Sept. 6, 1209

Canon Laws, issued by the Council of Avignon [Present-day France]: “§2. Because all do not obey the Gospel, the secular sword is often asked by the Church to supplement the sword of the spirit. Therefore, we decree that each bishop shall (if the need should arise) use ecclesiastical discipline to compel his subjects, the counts, castellans, knights, and others of his parishioners whom he may see fit, to take an oath such as those of Montpellier have taken, especially with regard to the extermination of excommunicated heretics and to the punishing of such as remain hardened in their rebelliousness; also to deprive Jews of the administration of public and private affairs, and not to permit them at any time to have Christians in their homes as servants. §4. About the usury of Jews, the Council decreed as follows: that the Jews should be restrained from the exaction of usury by excommunicating those Christians who enter into commercial relations with them or deal with them in any other way, and that in accordance with the law of the Lord Pope Innocent III, the Jews be compelled to remit what they had gained through usury.
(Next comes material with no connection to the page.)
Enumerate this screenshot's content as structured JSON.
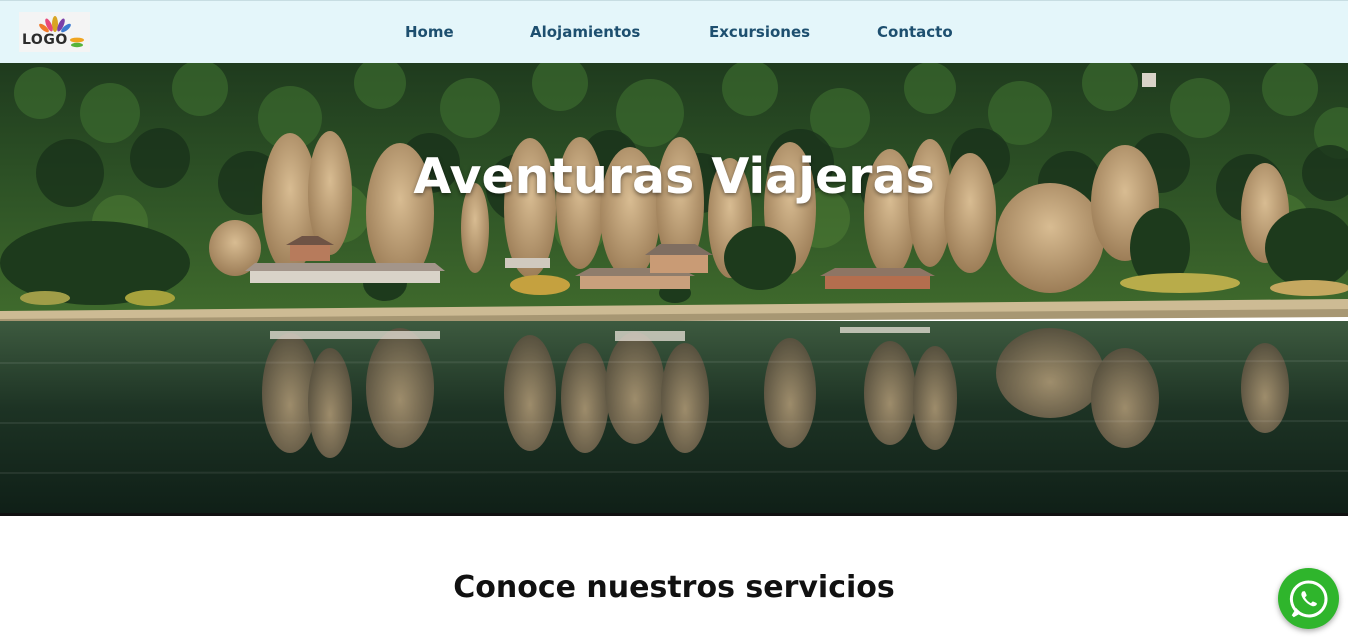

We also prohibit them, and order that it be prohibited them by the bishops on pain of similar punishment, to presume to work in public on the Sundays or festivals. Nor shall they eat meat on days of abstinence.”
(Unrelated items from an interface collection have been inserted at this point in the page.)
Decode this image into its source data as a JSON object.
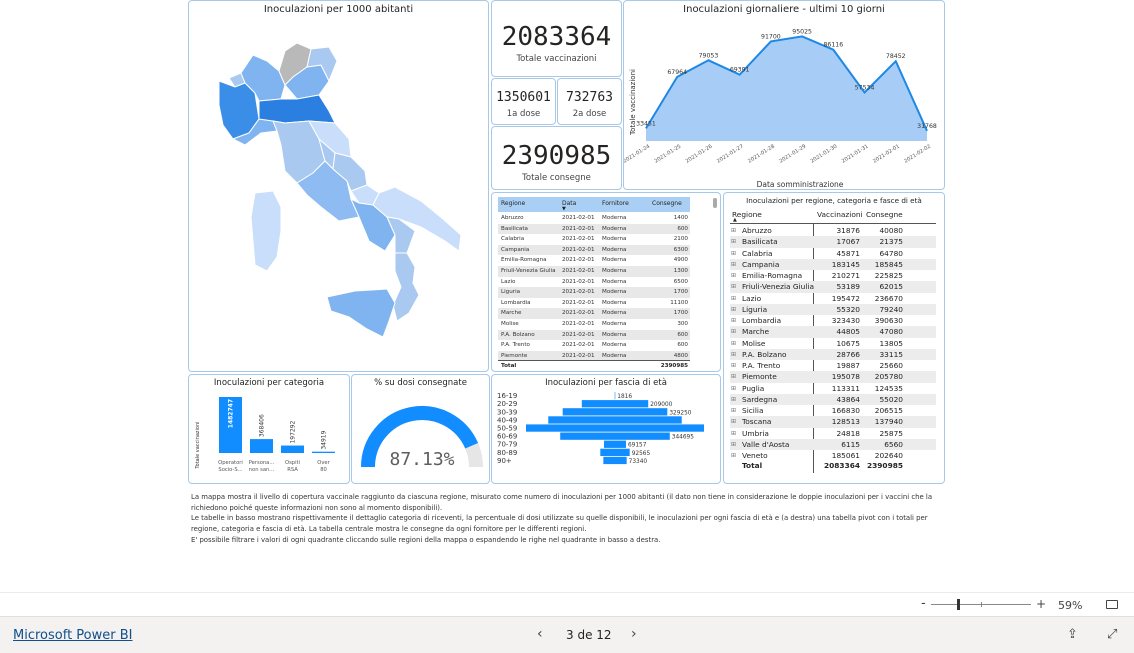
{
  "map": {
    "title": "Inoculazioni per 1000 abitanti"
  },
  "kpi": {
    "total_vacc": "2083364",
    "total_vacc_label": "Totale vaccinazioni",
    "dose1": "1350601",
    "dose1_label": "1a dose",
    "dose2": "732763",
    "dose2_label": "2a dose",
    "total_cons": "2390985",
    "total_cons_label": "Totale consegne"
  },
  "line": {
    "title": "Inoculazioni giornaliere - ultimi 10 giorni",
    "ylabel": "Totale vaccinazioni",
    "xlabel": "Data somministrazione"
  },
  "chart_data": [
    {
      "type": "area",
      "title": "Inoculazioni giornaliere - ultimi 10 giorni",
      "xlabel": "Data somministrazione",
      "ylabel": "Totale vaccinazioni",
      "x": [
        "2021-01-24",
        "2021-01-25",
        "2021-01-26",
        "2021-01-27",
        "2021-01-28",
        "2021-01-29",
        "2021-01-30",
        "2021-01-31",
        "2021-02-01",
        "2021-02-02"
      ],
      "values": [
        33451,
        67964,
        79053,
        69391,
        91700,
        95025,
        86116,
        57534,
        78452,
        31768
      ],
      "data_labels": [
        "33451",
        "67964",
        "79053",
        "69391",
        "91700",
        "95025",
        "86116",
        "57534",
        "78452",
        "31768"
      ],
      "color": "#1e88e5"
    },
    {
      "type": "bar",
      "title": "Inoculazioni per categoria",
      "ylabel": "Totale vaccinazioni",
      "categories": [
        "Operatori Socio-S...",
        "Persona... non san...",
        "Ospiti RSA",
        "Over 80"
      ],
      "values": [
        1482747,
        368406,
        197292,
        34919
      ],
      "data_labels": [
        "1482747",
        "368406",
        "197292",
        "34919"
      ],
      "color": "#118dff"
    },
    {
      "type": "gauge",
      "title": "% su dosi consegnate",
      "value": 87.13,
      "label": "87.13%",
      "color": "#118dff"
    },
    {
      "type": "bar",
      "orientation": "horizontal-centered",
      "title": "Inoculazioni per fascia di età",
      "categories": [
        "16-19",
        "20-29",
        "30-39",
        "40-49",
        "50-59",
        "60-69",
        "70-79",
        "80-89",
        "90+"
      ],
      "values": [
        1816,
        209000,
        329250,
        420000,
        560000,
        344695,
        69157,
        92565,
        73340
      ],
      "data_labels": [
        "1816",
        "209000",
        "329250",
        "",
        "",
        "344695",
        "69157",
        "92565",
        "73340"
      ],
      "color": "#118dff"
    }
  ],
  "table": {
    "headers": [
      "Regione",
      "Data",
      "Fornitore",
      "Consegne"
    ],
    "rows": [
      [
        "Abruzzo",
        "2021-02-01",
        "Moderna",
        "1400"
      ],
      [
        "Basilicata",
        "2021-02-01",
        "Moderna",
        "600"
      ],
      [
        "Calabria",
        "2021-02-01",
        "Moderna",
        "2100"
      ],
      [
        "Campania",
        "2021-02-01",
        "Moderna",
        "6300"
      ],
      [
        "Emilia-Romagna",
        "2021-02-01",
        "Moderna",
        "4900"
      ],
      [
        "Friuli-Venezia Giulia",
        "2021-02-01",
        "Moderna",
        "1300"
      ],
      [
        "Lazio",
        "2021-02-01",
        "Moderna",
        "6500"
      ],
      [
        "Liguria",
        "2021-02-01",
        "Moderna",
        "1700"
      ],
      [
        "Lombardia",
        "2021-02-01",
        "Moderna",
        "11100"
      ],
      [
        "Marche",
        "2021-02-01",
        "Moderna",
        "1700"
      ],
      [
        "Molise",
        "2021-02-01",
        "Moderna",
        "300"
      ],
      [
        "P.A. Bolzano",
        "2021-02-01",
        "Moderna",
        "600"
      ],
      [
        "P.A. Trento",
        "2021-02-01",
        "Moderna",
        "600"
      ],
      [
        "Piemonte",
        "2021-02-01",
        "Moderna",
        "4800"
      ]
    ],
    "total_label": "Total",
    "total_value": "2390985"
  },
  "pivot": {
    "title": "Inoculazioni per regione, categoria e fasce di età",
    "headers": [
      "Regione",
      "Vaccinazioni",
      "Consegne"
    ],
    "rows": [
      [
        "Abruzzo",
        "31876",
        "40080"
      ],
      [
        "Basilicata",
        "17067",
        "21375"
      ],
      [
        "Calabria",
        "45871",
        "64780"
      ],
      [
        "Campania",
        "183145",
        "185845"
      ],
      [
        "Emilia-Romagna",
        "210271",
        "225825"
      ],
      [
        "Friuli-Venezia Giulia",
        "53189",
        "62015"
      ],
      [
        "Lazio",
        "195472",
        "236670"
      ],
      [
        "Liguria",
        "55320",
        "79240"
      ],
      [
        "Lombardia",
        "323430",
        "390630"
      ],
      [
        "Marche",
        "44805",
        "47080"
      ],
      [
        "Molise",
        "10675",
        "13805"
      ],
      [
        "P.A. Bolzano",
        "28766",
        "33115"
      ],
      [
        "P.A. Trento",
        "19887",
        "25660"
      ],
      [
        "Piemonte",
        "195078",
        "205780"
      ],
      [
        "Puglia",
        "113311",
        "124535"
      ],
      [
        "Sardegna",
        "43864",
        "55020"
      ],
      [
        "Sicilia",
        "166830",
        "206515"
      ],
      [
        "Toscana",
        "128513",
        "137940"
      ],
      [
        "Umbria",
        "24818",
        "25875"
      ],
      [
        "Valle d'Aosta",
        "6115",
        "6560"
      ],
      [
        "Veneto",
        "185061",
        "202640"
      ]
    ],
    "total_label": "Total",
    "total_vacc": "2083364",
    "total_cons": "2390985"
  },
  "notes": [
    "La mappa mostra il livello di copertura vaccinale raggiunto da ciascuna regione, misurato come numero di inoculazioni per 1000 abitanti (il dato non tiene in considerazione le doppie inoculazioni per i vaccini che la richiedono poiché queste informazioni non sono al momento disponibili).",
    "Le tabelle in basso mostrano rispettivamente il dettaglio categoria di riceventi, la percentuale di dosi utilizzate su quelle disponibili, le inoculazioni per ogni fascia di età e (a destra) una tabella pivot con i totali per regione, categoria e fascia di età. La tabella centrale mostra le consegne da ogni fornitore per le differenti regioni.",
    "E' possibile filtrare i valori di ogni quadrante cliccando sulle regioni della mappa o espandendo le righe nel quadrante in basso a destra."
  ],
  "footer": {
    "brand": "Microsoft Power BI",
    "page": "3 de 12",
    "zoom": "59%"
  },
  "icons": [
    "chevron-left-icon",
    "chevron-right-icon",
    "share-icon",
    "fullscreen-icon",
    "fit-page-icon",
    "zoom-minus-icon",
    "zoom-plus-icon"
  ]
}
Grayzel, Solomon. Church And the Jews In the XIIIth Century: a Study of Their Relations During the Years 1198-1254, Based On the Papal Letters And the Conciliar Decrees of the Periods. The Dropsie College for Hebrew and Cognate Learning: Philadelphia PA, 1933. P.305. Researched by Dominik Jacobs 8/1/2019